The Sterling, Kaiapoi will be a hub of intergenerational activity, with the café, open to the public, and family members encouraged to visit and stay with residents and enjoy the surrounding areas. A children’s play area will encourage interaction between children and their grandparents.

Other benefits from experiencing an intergenerational lifestyle include:

  • A greater sense of purpose and community, i.e. a feeling of contributing to society.
  • Combats feelings of loneliness and isolation.
  • Improves social, physical and cognitive outcomes through laughing, smiling and getting more active.
  • Changes community perceptions about older people and the ageing process to be more positive.
  • Enhances socialisation.
  • Stimulates learning .
  • Increases emotional support.
  • Improves physical and mental health.
  • Improves memory and lowers risk of dementia.

Children also benefit from the experience as they learn more caring traits, how to interact with older people, and a broader range of education. This can be particularly important for children who do not live near their grandparents, or receive little care or discipline from their parents. These relationships enable young people to gain the attention and guidance they can sometimes lack and creates a society of more focussed and empathetic young people.

Intergenerational practice is extremely beneficial to society as it creates roles for retirees that benefit both them, and the families they connect with. Older individuals benefit from experiencing good health, maintaining independence, and feeling connected to and valued by society. Meanwhile, society benefits from a healthy, happy and involved older population that contributes to the younger generation. Intergenerational living is central to New Zealand’s ageing strategy, as it is a win-win for everybody!

How can Intergenerational living benefit retirement living?

One of the reasons people are choosing to move from their homes to retirement villages is because they are not getting enough social stimulation in their current lifestyle, although many do not realise their need for more intergenerational relationships. If retirement villages can connect older generations, not only with each other, but with other generations, through community activity, they can see residents living a much more fulfilled and vibrant life.

From the design conception of The Sterling, Kaiapoi the concept of an ‘intergenerational lifestyle’ has been at the forefront of our minds. The Sterling, Kaiapoi is being built in the heart of the Silverstream community with a borderless perimeter design to ensure it seamlessly integrates with the wider community. Intergenerational living diversifies any community, but in a tight knit retirement village where residents are often all of a similar age, involving various ages of external people can give a feeling of real-world connection and drive an interest in social events.

For people whose mental or physical health might affect them engaging with the wider community, we will offer excellent wellbeing assistance where residents can receive visits from village assistants, who offer great company and help.

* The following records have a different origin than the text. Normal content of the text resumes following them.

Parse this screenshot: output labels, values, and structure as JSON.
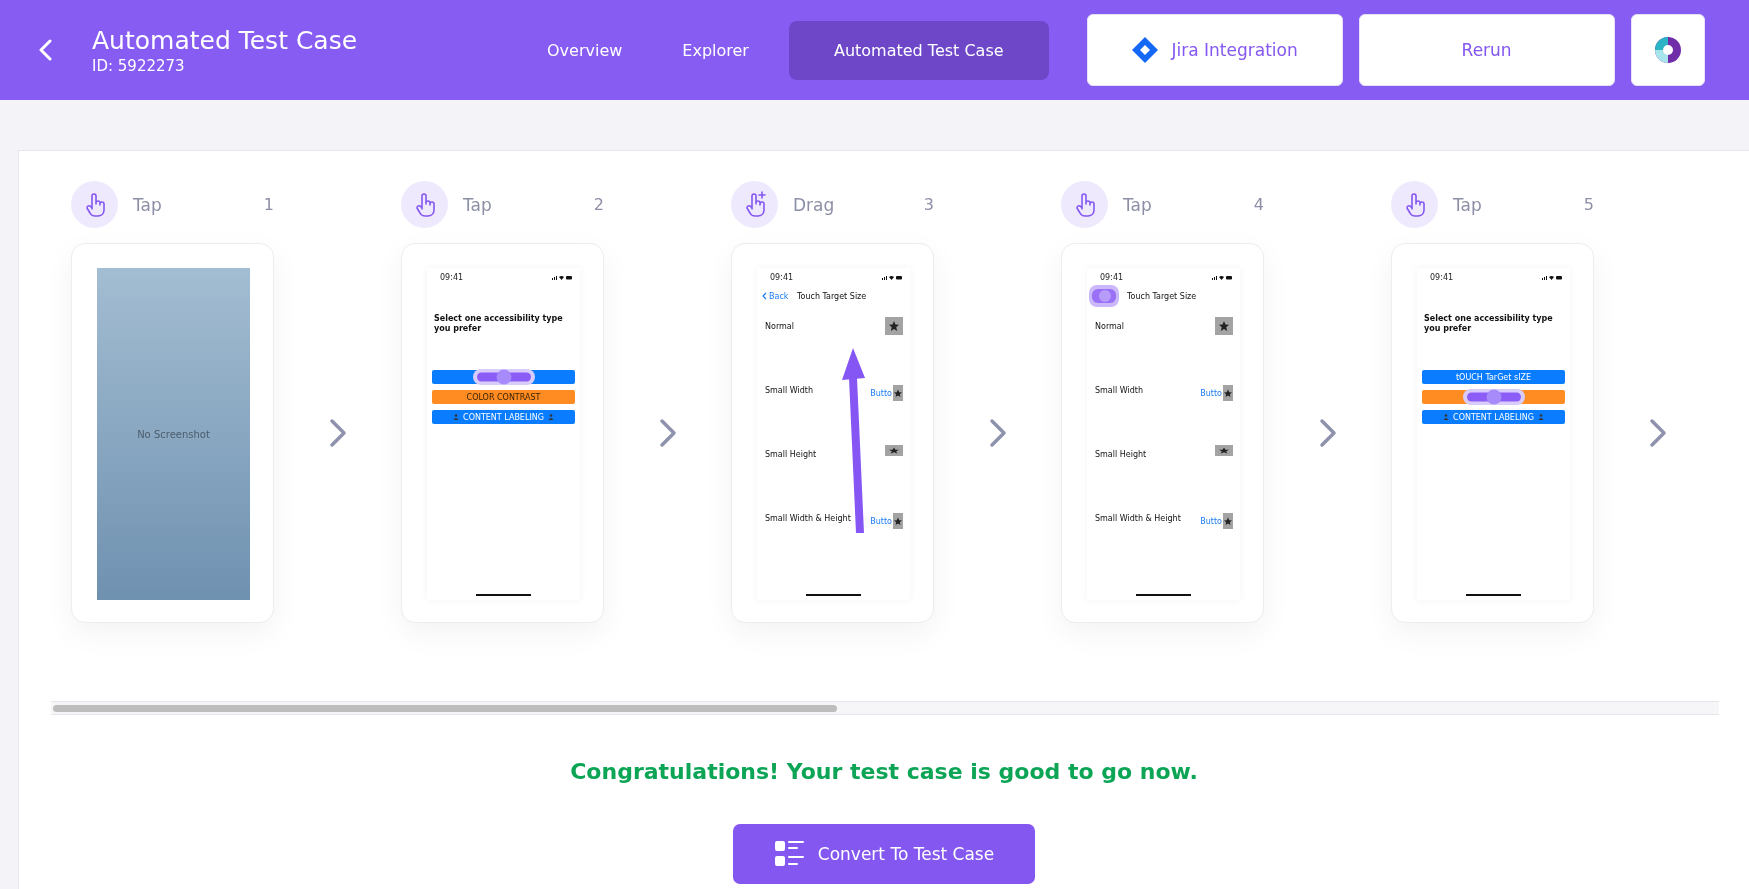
{
  "header": {
    "title": "Automated Test Case",
    "id_label": "ID: 5922273"
  },
  "tabs": [
    {
      "label": "Overview",
      "selected": false
    },
    {
      "label": "Explorer",
      "selected": false
    },
    {
      "label": "Automated Test Case",
      "selected": true
    }
  ],
  "actions": [
    {
      "kind": "jira",
      "label": "Jira Integration"
    },
    {
      "kind": "plain",
      "label": "Rerun"
    },
    {
      "kind": "logo"
    }
  ],
  "steps": [
    {
      "action": "Tap",
      "kind": "tap",
      "number": "1",
      "screen": {
        "kind": "none",
        "label": "No Screenshot"
      }
    },
    {
      "action": "Tap",
      "kind": "tap",
      "number": "2",
      "screen": {
        "kind": "choices",
        "time": "09:41",
        "heading": "Select one accessibility type you prefer",
        "buttons": [
          {
            "color": "#0a7cff",
            "touched": true,
            "side_icons": false
          },
          {
            "label": "COLOR CONTRAST",
            "color": "#ff8c22",
            "touched": false,
            "side_icons": false
          },
          {
            "label": "CONTENT LABELING",
            "color": "#0a7cff",
            "touched": false,
            "side_icons": true
          }
        ]
      }
    },
    {
      "action": "Drag",
      "kind": "drag",
      "number": "3",
      "screen": {
        "kind": "list",
        "time": "09:41",
        "back": {
          "label": "Back",
          "touched": false
        },
        "title": "Touch Target Size",
        "drag": true,
        "rows": [
          {
            "label": "Normal",
            "kind": "star"
          },
          {
            "label": "Small Width",
            "kind": "button_star",
            "button_label": "Butto"
          },
          {
            "label": "Small Height",
            "kind": "star"
          },
          {
            "label": "Small Width & Height",
            "kind": "button_star",
            "button_label": "Butto"
          }
        ]
      }
    },
    {
      "action": "Tap",
      "kind": "tap",
      "number": "4",
      "screen": {
        "kind": "list",
        "time": "09:41",
        "back": {
          "touched": true
        },
        "title": "Touch Target Size",
        "drag": false,
        "rows": [
          {
            "label": "Normal",
            "kind": "star"
          },
          {
            "label": "Small Width",
            "kind": "button_star",
            "button_label": "Butto"
          },
          {
            "label": "Small Height",
            "kind": "star"
          },
          {
            "label": "Small Width & Height",
            "kind": "button_star",
            "button_label": "Butto"
          }
        ]
      }
    },
    {
      "action": "Tap",
      "kind": "tap",
      "number": "5",
      "screen": {
        "kind": "choices",
        "time": "09:41",
        "heading": "Select one accessibility type you prefer",
        "buttons": [
          {
            "label": "tOUCH TarGet sIZE",
            "color": "#0a7cff",
            "touched": false,
            "side_icons": false
          },
          {
            "color": "#ff8c22",
            "touched": true,
            "side_icons": false
          },
          {
            "label": "CONTENT LABELING",
            "color": "#0a7cff",
            "touched": false,
            "side_icons": true
          }
        ]
      }
    }
  ],
  "congrats": "Congratulations! Your test case is good to go now.",
  "convert_button": "Convert To Test Case"
}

Intergenerational living and IGPs might be the answer to a range of issues, from families struggling with childcare, elderly struggling to find meaningful connection, and societies growing generational disconnect. Retirement villages can benefit from introducing intergenerational activity, for their community’s vibrancy and overall wellbeing.

At The Sterling, Kaiapoi we recognise the importance of interaction with multiple generations for our residents and make it our mission to create a diverse and connected environment that promotes the best lifestyle for resident’s health and wellbeing.